> **Exercise material**:

------------------------------------------------------------------------

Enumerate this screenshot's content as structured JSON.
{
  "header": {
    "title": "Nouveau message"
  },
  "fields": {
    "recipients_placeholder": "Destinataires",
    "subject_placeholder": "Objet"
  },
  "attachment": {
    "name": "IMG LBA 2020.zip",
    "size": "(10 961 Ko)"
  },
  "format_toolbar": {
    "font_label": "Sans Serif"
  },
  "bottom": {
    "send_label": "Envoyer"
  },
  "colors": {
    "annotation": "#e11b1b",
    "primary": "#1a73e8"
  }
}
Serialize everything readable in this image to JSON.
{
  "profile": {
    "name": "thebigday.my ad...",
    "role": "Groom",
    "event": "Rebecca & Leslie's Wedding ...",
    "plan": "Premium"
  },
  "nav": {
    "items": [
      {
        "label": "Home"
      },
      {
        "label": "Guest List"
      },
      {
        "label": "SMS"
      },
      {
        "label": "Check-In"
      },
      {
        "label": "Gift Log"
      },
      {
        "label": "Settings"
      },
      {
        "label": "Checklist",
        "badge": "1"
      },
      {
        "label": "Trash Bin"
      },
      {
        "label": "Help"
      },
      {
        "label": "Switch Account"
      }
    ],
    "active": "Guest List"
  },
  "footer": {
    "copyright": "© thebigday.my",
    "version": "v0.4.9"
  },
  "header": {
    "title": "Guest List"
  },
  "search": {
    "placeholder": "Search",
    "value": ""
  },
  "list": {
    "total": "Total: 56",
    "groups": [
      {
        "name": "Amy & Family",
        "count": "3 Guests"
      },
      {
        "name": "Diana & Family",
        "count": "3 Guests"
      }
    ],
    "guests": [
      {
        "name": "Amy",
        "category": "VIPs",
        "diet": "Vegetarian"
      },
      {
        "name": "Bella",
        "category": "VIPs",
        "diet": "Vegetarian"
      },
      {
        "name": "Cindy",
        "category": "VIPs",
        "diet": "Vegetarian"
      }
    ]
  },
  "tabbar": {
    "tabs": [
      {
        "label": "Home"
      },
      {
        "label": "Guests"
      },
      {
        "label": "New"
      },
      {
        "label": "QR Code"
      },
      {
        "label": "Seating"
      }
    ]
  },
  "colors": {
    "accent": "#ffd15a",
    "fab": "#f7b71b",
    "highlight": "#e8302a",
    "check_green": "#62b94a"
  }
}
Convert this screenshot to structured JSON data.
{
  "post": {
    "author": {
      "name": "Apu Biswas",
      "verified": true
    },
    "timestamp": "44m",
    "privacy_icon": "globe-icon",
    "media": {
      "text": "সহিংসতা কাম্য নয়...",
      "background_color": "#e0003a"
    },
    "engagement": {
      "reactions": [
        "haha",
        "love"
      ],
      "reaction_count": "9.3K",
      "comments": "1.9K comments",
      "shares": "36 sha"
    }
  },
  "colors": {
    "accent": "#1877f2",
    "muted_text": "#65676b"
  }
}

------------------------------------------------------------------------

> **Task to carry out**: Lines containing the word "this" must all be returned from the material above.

> **Exercise output**:
Enumerate this screenshot's content as structured JSON.
Serialize everything readable in this image to JSON.
Convert this screenshot to structured JSON data.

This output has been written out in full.